Section 14 of the proposed Computer Security & Critical Information Infrastructure Protection Bill intends to create an offence of cyber Squatting in the country.
The section states:
14 (1) Any person who, on the internet, intentionally takes or makes use of a name, business name, trademark, domain name, or other word or phrase registered, owned or in use by any individual, body corporate or belonging to either the Federal, State or local Governments in Nigeria –
- Without authority or right; or
- For the purpose of interfering with their use in the internet by the owner registrant or legitimate prior user, commits an offence under this Act and shall be liable on conviction to a fine of not less than #100,000 or imprisonment for a term of not less than one year or to both such fine and imprisonment.
(2) In any proceeding against an offender under this section, a court shall have regard to the following elements in the determination of the case, that is –
(a) a refusal by the offender to relinquish upon formal request by the rightful owner of the name, business name, trademark, domain name, or other word or phrase registered, owned or in use by any individual, body corporate or belonging to either the Federal, State or local Government in Nigeria; or
(b) an attempt by the offender to obtain compensation in any form for the release to the rightful owner for use in the internet, of the name, business name, trademark, domain name or other word or phrase registered, owned or in use by any individual body corporate or belonging to either the Federal, State or local Government in Nigeria.
(3) in addition to the penalty specified under this section, the court shall make an order directing the offender to relinquish to the rightful owner, the name, mark, trademark, domain name, or other word or phrase registered, owned or in use by any individual body corporate or belonging to either the Federal, State or local Government in Nigeria.

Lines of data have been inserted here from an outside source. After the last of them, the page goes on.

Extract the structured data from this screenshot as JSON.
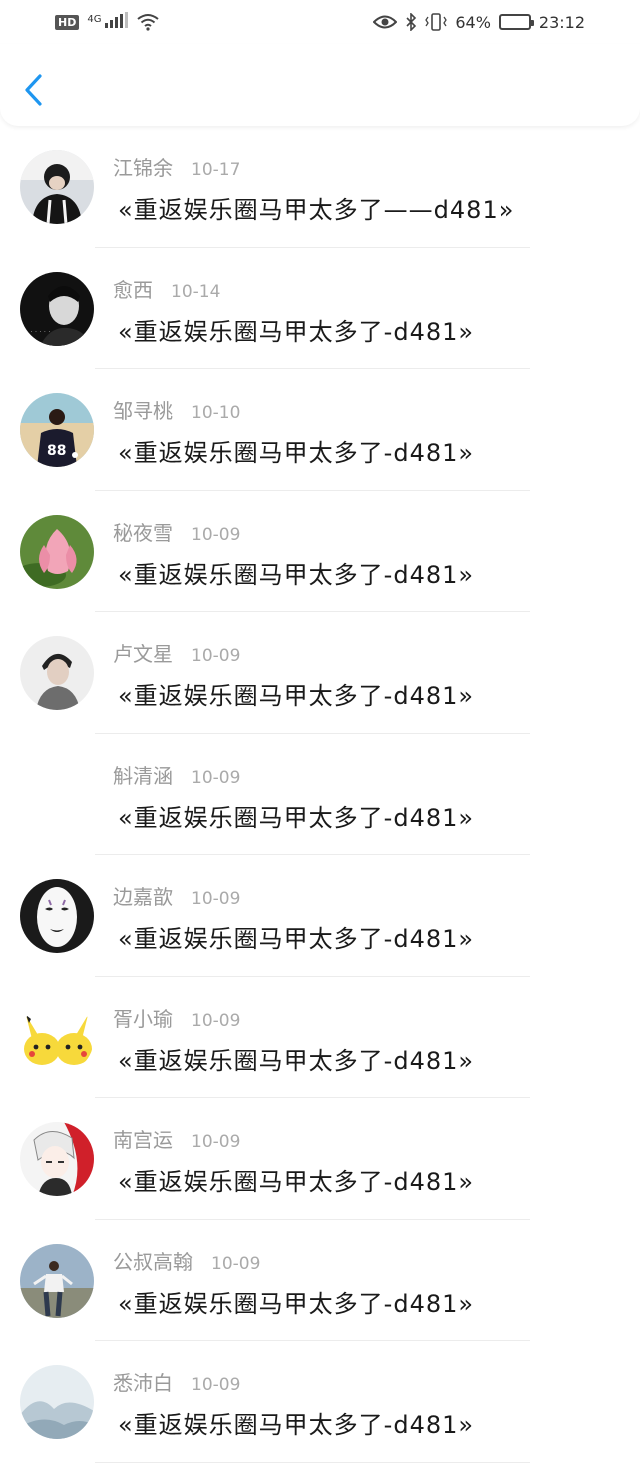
{
  "status_bar": {
    "hd_badge": "HD",
    "network": "4G",
    "battery_percent_text": "64%",
    "battery_level": 0.64,
    "time": "23:12",
    "icons": [
      "signal-icon",
      "wifi-icon",
      "eye-icon",
      "bluetooth-icon",
      "vibrate-icon"
    ]
  },
  "nav": {
    "back_icon": "chevron-left-icon",
    "accent": "#1e96f0"
  },
  "items": [
    {
      "name": "江锦余",
      "date": "10-17",
      "title": "«重返娱乐圈马甲太多了——d481»",
      "avatar": "boy-in-black"
    },
    {
      "name": "愈西",
      "date": "10-14",
      "title": "«重返娱乐圈马甲太多了-d481»",
      "avatar": "dark-portrait"
    },
    {
      "name": "邹寻桃",
      "date": "10-10",
      "title": "«重返娱乐圈马甲太多了-d481»",
      "avatar": "jersey-88-beach"
    },
    {
      "name": "秘夜雪",
      "date": "10-09",
      "title": "«重返娱乐圈马甲太多了-d481»",
      "avatar": "lotus"
    },
    {
      "name": "卢文星",
      "date": "10-09",
      "title": "«重返娱乐圈马甲太多了-d481»",
      "avatar": "grey-portrait"
    },
    {
      "name": "斛清涵",
      "date": "10-09",
      "title": "«重返娱乐圈马甲太多了-d481»",
      "avatar": "none"
    },
    {
      "name": "边嘉歆",
      "date": "10-09",
      "title": "«重返娱乐圈马甲太多了-d481»",
      "avatar": "no-face-mask"
    },
    {
      "name": "胥小瑜",
      "date": "10-09",
      "title": "«重返娱乐圈马甲太多了-d481»",
      "avatar": "pikachu"
    },
    {
      "name": "南宫运",
      "date": "10-09",
      "title": "«重返娱乐圈马甲太多了-d481»",
      "avatar": "anime-red"
    },
    {
      "name": "公叔高翰",
      "date": "10-09",
      "title": "«重返娱乐圈马甲太多了-d481»",
      "avatar": "man-standing"
    },
    {
      "name": "悉沛白",
      "date": "10-09",
      "title": "«重返娱乐圈马甲太多了-d481»",
      "avatar": "misty-landscape"
    }
  ]
}
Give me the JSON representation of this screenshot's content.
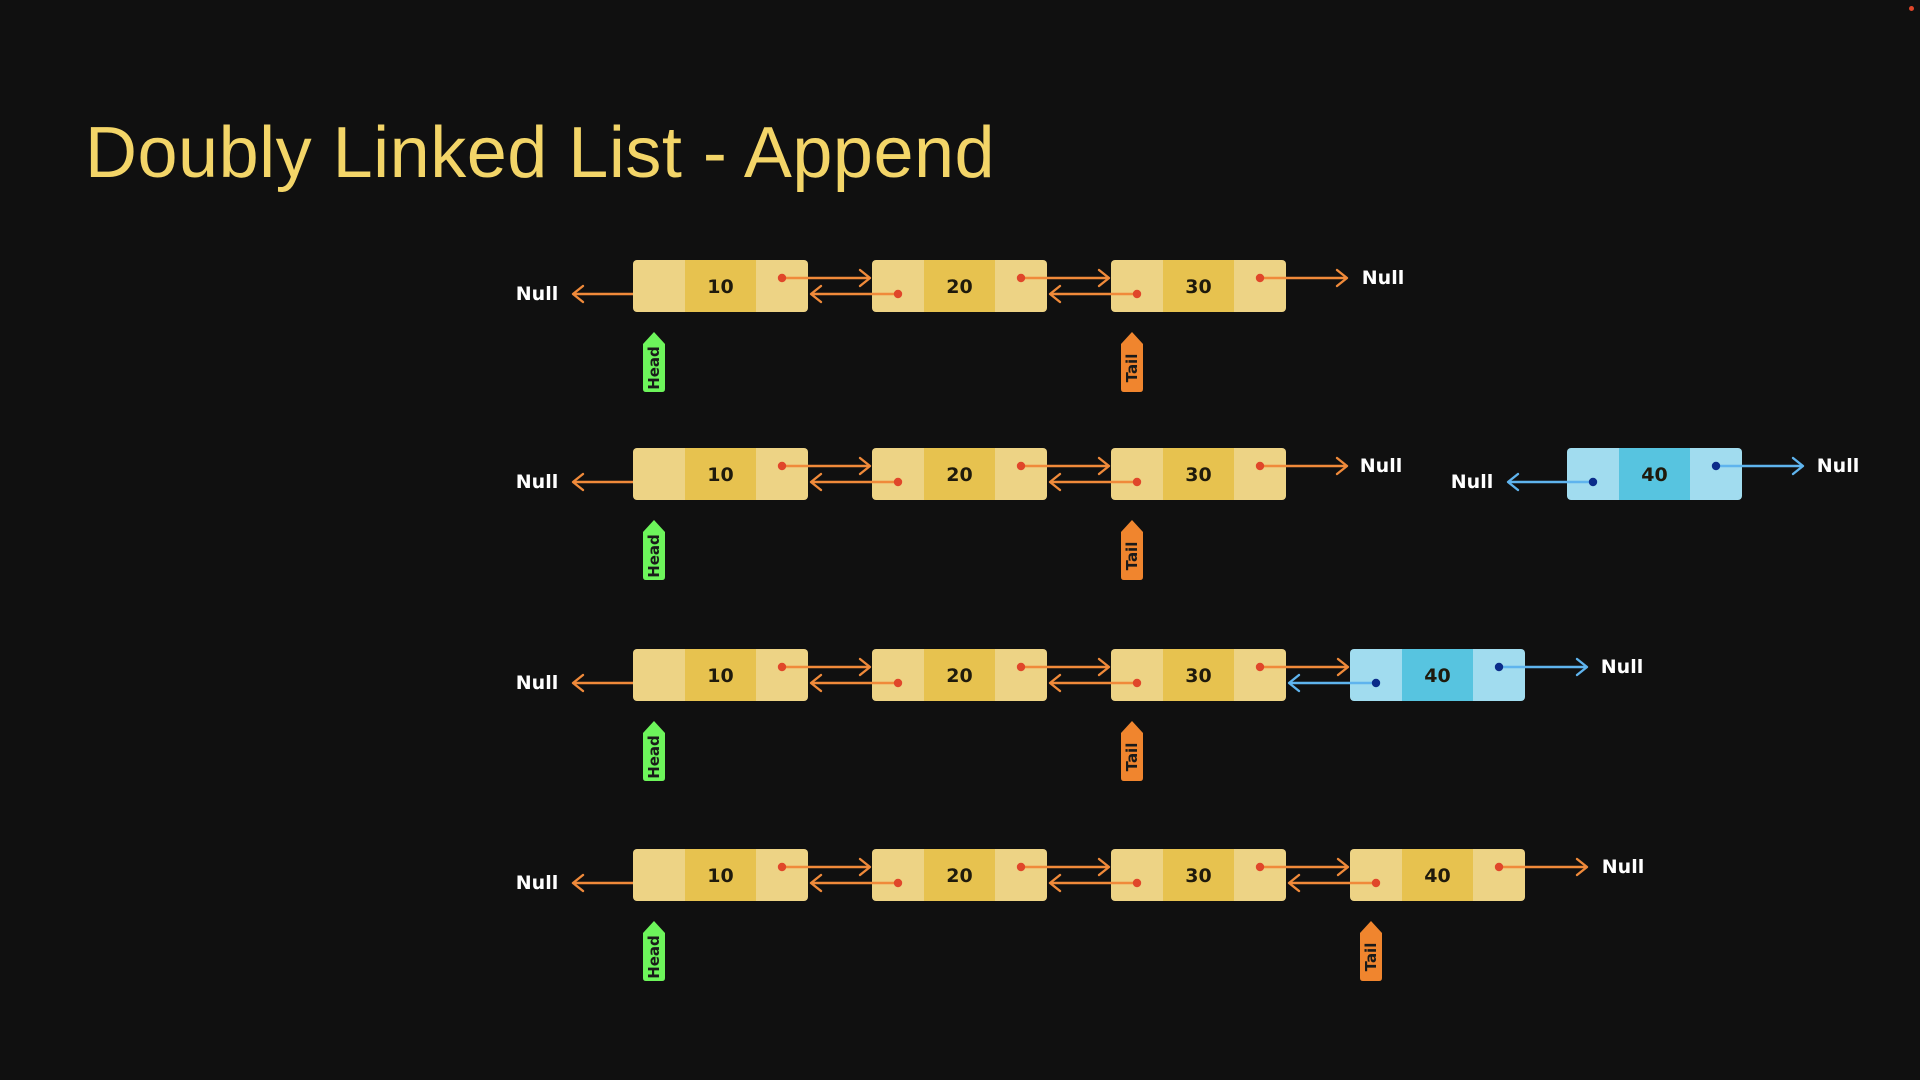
{
  "title": "Doubly Linked List - Append",
  "null_label": "Null",
  "head_label": "Head",
  "tail_label": "Tail",
  "colors": {
    "background": "#101010",
    "title": "#f3d568",
    "node_light": "#edd385",
    "node_mid": "#e7c24f",
    "new_node_light": "#a1dcef",
    "new_node_mid": "#57c4e0",
    "pointer_orange": "#f08a3a",
    "pointer_dot": "#e0462a",
    "pointer_blue": "#5fb4ee",
    "pointer_dot_blue": "#0b2c8a",
    "arrow_yellow": "#f6d57a",
    "head_tag": "#6df55b",
    "tail_tag": "#f0852e"
  },
  "steps": [
    {
      "list": [
        "10",
        "20",
        "30"
      ],
      "head_index": 0,
      "tail_index": 2
    },
    {
      "list": [
        "10",
        "20",
        "30"
      ],
      "new_node": "40",
      "head_index": 0,
      "tail_index": 2
    },
    {
      "list": [
        "10",
        "20",
        "30"
      ],
      "new_node": "40",
      "linked": true,
      "head_index": 0,
      "tail_index": 2
    },
    {
      "list": [
        "10",
        "20",
        "30",
        "40"
      ],
      "head_index": 0,
      "tail_index": 3
    }
  ]
}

There is no doubt that cybersquatting involves issues of protection of online intellectual property rights available to owners of trademarks and names as well as consumer protection rights. It appears that the Computer Security & Critical Information Infrastructure Protection Bill criminalized cybersquatting in order to protect the commercial and other benefits of owners of trademarks and names and the consumers, whom the cybersquatters usually set out to mislead. Sometimes cybersquatters post uncomplimentary content on squatted sites in order to compel the owners to buy off the domain names to the rightful owners usually at a higher and more exorbitant rate than it was initially processed and registered. Section 14 of the draft bill which makes cybersquatting an offence can be said to be an attempt towards achieving security and safety of our cyber space for all users.
The criminal liability to be introduced by the draft bill is of course in additions to civil remedies and rights available to the owners of the trade names and marks being squatted.
To be continued.
IMAGE: Heitner Legal